◆ Action item: A single number is the whole answer: how many lines in this listing contain "sort".

◆ Exercise data:
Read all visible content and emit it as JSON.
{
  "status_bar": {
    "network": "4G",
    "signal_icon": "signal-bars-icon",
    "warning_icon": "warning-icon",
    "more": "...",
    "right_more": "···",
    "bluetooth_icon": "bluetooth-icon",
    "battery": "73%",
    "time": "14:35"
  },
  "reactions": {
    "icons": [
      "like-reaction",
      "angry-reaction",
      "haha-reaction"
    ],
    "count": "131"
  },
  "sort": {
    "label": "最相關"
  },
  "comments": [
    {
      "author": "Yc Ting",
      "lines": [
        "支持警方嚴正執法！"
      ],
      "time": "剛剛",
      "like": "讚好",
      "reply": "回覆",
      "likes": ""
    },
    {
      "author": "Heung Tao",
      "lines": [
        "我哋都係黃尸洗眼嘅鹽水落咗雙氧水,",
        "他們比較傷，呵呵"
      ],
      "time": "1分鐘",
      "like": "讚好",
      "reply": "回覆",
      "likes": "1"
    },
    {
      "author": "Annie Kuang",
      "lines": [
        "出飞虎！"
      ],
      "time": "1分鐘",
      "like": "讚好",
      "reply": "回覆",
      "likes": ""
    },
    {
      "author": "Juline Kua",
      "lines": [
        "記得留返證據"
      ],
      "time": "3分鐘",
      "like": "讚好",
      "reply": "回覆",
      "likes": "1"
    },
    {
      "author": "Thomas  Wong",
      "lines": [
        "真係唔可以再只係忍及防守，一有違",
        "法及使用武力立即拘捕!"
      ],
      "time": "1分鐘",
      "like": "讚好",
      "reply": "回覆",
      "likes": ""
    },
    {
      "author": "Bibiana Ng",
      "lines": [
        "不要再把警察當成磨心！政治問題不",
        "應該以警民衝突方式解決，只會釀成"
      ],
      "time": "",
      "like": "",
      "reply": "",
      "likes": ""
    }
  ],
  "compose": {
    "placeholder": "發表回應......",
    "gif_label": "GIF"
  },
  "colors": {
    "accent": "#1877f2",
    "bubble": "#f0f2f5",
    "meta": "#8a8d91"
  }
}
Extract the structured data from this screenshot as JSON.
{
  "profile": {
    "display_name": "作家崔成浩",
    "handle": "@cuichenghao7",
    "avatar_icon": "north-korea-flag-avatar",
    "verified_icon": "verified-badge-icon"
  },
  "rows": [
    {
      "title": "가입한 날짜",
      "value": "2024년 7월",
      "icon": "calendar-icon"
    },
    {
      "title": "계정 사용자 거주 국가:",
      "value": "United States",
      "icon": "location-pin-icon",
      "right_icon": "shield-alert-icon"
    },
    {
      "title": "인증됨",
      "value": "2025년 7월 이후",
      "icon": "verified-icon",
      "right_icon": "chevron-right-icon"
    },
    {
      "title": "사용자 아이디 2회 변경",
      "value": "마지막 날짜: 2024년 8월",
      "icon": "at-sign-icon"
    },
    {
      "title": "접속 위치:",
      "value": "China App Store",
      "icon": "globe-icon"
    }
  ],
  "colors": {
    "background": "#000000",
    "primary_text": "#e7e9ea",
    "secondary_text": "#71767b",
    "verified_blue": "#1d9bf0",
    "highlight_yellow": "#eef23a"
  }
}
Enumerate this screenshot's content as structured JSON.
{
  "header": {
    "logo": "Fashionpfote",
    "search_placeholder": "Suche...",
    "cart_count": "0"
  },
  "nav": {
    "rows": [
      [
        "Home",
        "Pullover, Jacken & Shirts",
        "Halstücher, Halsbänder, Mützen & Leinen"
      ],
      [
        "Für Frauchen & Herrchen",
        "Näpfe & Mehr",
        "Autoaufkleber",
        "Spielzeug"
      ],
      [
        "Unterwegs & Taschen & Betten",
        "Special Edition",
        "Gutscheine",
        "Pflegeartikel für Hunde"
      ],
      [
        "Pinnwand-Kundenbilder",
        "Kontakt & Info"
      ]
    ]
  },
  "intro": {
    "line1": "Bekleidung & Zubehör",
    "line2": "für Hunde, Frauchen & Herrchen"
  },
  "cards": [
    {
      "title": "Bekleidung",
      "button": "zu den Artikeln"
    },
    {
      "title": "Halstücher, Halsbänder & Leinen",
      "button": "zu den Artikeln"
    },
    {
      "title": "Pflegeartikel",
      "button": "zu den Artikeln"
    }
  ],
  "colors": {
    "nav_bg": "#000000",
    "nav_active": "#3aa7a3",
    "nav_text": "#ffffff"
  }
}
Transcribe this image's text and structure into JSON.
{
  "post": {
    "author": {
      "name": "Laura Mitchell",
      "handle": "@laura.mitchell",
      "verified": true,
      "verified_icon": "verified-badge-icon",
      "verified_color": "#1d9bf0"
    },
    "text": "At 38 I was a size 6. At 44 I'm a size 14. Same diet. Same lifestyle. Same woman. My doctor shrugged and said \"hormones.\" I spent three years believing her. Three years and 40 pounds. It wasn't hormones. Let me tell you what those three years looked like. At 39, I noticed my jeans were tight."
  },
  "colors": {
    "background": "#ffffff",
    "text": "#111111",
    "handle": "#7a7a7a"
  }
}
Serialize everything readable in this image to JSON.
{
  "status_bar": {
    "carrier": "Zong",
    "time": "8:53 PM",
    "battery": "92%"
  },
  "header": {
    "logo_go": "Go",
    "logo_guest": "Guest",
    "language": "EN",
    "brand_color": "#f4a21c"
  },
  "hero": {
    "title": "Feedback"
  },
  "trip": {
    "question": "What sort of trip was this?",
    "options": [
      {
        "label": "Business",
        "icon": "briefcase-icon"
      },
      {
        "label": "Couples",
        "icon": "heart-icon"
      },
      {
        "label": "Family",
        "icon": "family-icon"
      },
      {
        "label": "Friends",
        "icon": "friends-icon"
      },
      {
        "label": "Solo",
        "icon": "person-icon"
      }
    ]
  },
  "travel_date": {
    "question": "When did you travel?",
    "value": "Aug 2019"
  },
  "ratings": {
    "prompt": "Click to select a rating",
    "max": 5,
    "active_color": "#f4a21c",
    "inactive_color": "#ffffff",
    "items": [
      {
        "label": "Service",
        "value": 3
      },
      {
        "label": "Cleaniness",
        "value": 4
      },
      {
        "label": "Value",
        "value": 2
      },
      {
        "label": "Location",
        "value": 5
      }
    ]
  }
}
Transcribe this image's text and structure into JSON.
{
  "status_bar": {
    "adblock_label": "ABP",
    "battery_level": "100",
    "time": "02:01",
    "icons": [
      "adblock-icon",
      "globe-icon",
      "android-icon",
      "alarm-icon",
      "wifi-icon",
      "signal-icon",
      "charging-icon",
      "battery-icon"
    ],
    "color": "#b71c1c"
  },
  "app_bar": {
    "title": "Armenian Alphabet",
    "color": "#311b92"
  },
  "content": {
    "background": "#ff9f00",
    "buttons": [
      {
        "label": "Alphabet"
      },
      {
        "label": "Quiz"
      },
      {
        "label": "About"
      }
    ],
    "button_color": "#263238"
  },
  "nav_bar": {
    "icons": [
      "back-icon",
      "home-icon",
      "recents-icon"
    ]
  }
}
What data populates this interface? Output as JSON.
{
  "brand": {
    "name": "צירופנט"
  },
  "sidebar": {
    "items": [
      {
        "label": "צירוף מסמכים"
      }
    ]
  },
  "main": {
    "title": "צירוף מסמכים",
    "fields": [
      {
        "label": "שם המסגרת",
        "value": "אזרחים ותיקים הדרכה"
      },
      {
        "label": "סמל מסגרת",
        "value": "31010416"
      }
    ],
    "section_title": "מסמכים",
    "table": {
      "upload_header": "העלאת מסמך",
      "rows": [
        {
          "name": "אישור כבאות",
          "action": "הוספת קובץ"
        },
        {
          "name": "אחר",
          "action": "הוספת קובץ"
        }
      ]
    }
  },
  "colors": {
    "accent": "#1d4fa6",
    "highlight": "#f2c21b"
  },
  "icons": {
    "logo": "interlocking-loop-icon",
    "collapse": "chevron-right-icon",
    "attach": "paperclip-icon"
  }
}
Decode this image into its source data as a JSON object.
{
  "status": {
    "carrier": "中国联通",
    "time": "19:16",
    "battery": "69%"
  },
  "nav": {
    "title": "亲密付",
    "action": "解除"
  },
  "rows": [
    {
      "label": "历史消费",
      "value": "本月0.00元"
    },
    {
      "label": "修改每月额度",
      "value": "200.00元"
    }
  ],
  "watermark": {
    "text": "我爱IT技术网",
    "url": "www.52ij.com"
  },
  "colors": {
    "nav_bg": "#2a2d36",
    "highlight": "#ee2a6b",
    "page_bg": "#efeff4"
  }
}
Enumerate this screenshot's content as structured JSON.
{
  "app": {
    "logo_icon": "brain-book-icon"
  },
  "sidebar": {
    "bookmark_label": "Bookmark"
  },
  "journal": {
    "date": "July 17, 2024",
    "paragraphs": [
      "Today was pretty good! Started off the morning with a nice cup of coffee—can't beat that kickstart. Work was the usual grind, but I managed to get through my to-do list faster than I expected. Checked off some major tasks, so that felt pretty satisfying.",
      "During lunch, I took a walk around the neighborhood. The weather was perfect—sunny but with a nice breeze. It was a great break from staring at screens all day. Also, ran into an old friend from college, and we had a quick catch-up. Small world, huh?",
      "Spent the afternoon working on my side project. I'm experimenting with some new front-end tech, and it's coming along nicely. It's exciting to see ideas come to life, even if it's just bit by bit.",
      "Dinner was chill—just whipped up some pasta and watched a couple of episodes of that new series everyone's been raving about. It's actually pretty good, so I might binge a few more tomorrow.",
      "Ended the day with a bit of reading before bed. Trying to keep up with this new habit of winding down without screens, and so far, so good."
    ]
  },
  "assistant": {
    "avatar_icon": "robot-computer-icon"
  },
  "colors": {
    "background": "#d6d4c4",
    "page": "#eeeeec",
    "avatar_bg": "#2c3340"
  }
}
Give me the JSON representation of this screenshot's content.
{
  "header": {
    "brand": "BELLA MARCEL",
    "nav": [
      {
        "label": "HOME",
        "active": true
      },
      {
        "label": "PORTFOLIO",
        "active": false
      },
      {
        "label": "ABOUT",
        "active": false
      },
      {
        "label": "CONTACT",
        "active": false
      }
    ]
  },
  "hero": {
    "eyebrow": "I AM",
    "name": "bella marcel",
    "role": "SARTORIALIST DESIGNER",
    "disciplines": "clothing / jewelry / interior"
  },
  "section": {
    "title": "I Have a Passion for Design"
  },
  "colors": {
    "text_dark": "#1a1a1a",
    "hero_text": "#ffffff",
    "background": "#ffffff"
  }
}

◆ Finished exercise: 2